Anyway, I need to paint the rest of his pack and the other Long Fang pack. I haven’t looked at my painting pile as a whole for a while, probably because it is depressingly large!

L.o.F.

New Project

So I finally picked up the third and final component of my second Long Fangs pack project…

I’m going to use the Iron Hands Tactical Squad upgrade pack for bionics for my Long Fangs which will be based round the Devastator kit and bits from the Space Wolves Pack box.

I’m not sure what to make of the Iron Hands kit. I’ve never used Finecast before and so far I’m not impressed. Perhaps it’s because I’ve been painting metal and plastic all week but the texture feels rather strange. The sprues themselves look like the shoulder pad that I accidentally dipped in acetone- they’re very rough and look a bit warped. There’s lots of extra sprue and a thin layer of resin joining a third of one sprue together. There are also a lot of bubbles in the sprues. They’re particularly visible on the shoulder pads but they are present elsewhere too. The whole thing looks very rough.

On the other hand the kit does contain two sets of bionic legs, two sets of bionic arms with bolters, a bionic arm holding a thunder hammer, two (badly cast) chest pieces, four helmets and ten Iron Hands shoulder pads.

I think that next time I will just get the Forgeworld Space Marine Character Conversion kit, as although you get less for more money, at least it’ll be all usable without the hours of filling and sanding that the Finecast kit looks like it’s going to need.

I’m going to put the sprues away for a bit though, at least until I make a bit more headway with the painting queue!

L.o.F.

The best laid plans and all that jazz

So, I was planning to buy the Iron Hands kit for bits for my Long Fangs. Unfortunately it’s been pulled from the shelves/been sold off in anticipation of a new Finecast upgrade kit. This means that I’ll have to do some thinking, most of which will have to wait until the kit is officially announced and I know what’s on it. I’ve never used Finecast before and I’m worried by some of the reports I’ve heard.

There seems to be quite a glut of Space Marine bits on the way. Interestingly they are all in Finecast, which I am a little bit confused about. The Space Wolves bits frame is plastic, and surely it would make more sense to do other Space Marine ones the same way?

I’m curious to see what else goes the way of Finecast. There are still a few metal models out there and Sisters of Battle are still all metal apart from their vehicles. The poor Sisters do seem to be the poor cousin to everything else at the moment. The White Dwarf codex last summer was poor even to my untrained eyes and the models only come in metal- every other 40K army appears to have at least troop choices in plastic!
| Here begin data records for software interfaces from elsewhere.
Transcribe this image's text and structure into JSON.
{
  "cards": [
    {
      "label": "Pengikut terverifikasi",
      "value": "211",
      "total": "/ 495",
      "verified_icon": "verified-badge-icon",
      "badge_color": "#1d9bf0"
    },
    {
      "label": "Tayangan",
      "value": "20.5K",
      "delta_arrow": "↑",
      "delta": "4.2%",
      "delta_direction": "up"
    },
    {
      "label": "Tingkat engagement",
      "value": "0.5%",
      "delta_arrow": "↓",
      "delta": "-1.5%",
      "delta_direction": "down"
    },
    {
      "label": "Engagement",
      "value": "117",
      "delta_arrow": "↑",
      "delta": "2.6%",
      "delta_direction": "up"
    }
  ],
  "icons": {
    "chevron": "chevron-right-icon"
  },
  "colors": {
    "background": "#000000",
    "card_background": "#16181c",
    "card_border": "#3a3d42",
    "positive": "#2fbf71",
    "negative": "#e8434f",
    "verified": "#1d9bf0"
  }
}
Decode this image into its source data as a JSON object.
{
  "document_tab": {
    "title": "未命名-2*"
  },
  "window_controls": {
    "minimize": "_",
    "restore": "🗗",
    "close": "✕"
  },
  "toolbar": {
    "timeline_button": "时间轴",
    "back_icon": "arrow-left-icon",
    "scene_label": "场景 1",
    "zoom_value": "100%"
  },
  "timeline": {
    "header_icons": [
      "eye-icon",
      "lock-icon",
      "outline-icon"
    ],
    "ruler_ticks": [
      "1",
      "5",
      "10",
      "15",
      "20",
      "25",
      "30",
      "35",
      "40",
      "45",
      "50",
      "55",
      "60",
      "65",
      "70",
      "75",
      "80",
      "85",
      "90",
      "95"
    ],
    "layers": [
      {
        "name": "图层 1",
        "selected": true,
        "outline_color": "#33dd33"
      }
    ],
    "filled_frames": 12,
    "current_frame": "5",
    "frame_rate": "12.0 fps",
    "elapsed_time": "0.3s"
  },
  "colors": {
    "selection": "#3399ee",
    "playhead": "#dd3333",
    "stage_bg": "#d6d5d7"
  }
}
It says something when the Forgeworld exorcist is considerably cheaper than the Games Workshop version. I’m not a Sisters of Battle player and although I have an idea for how I’d make a Sisters army of a sort, I’m not even going to consider building it at the moment.

I’ve unpacked my new old Devastators that I’m going to use for Long Fangs. I need to figure out how they go together. They’re going to have quite a mix of weaponry as they come with shoulder mounted weapons. I’m not sure how they’re going to work as I probably wouldn’t have given the squad leader a power fist, but it’s pretty firmly stuck on so it’ll have to stay.

I got my paints out for the first time in a week this evening in order to start highlighting my Blood Claws. Hopefully I can polish them off by the weekend as I have things planned painting-wise that I want to work on. I’m planning to do a detailed painting guide on how I paint Fenrisian Wolves as well as discussing using freehand on shoulder pads, all of which require me doing some painting! Unfortunately I have to bake cake tonight, so it’ll have to wait until tomorrow!

L.o.F.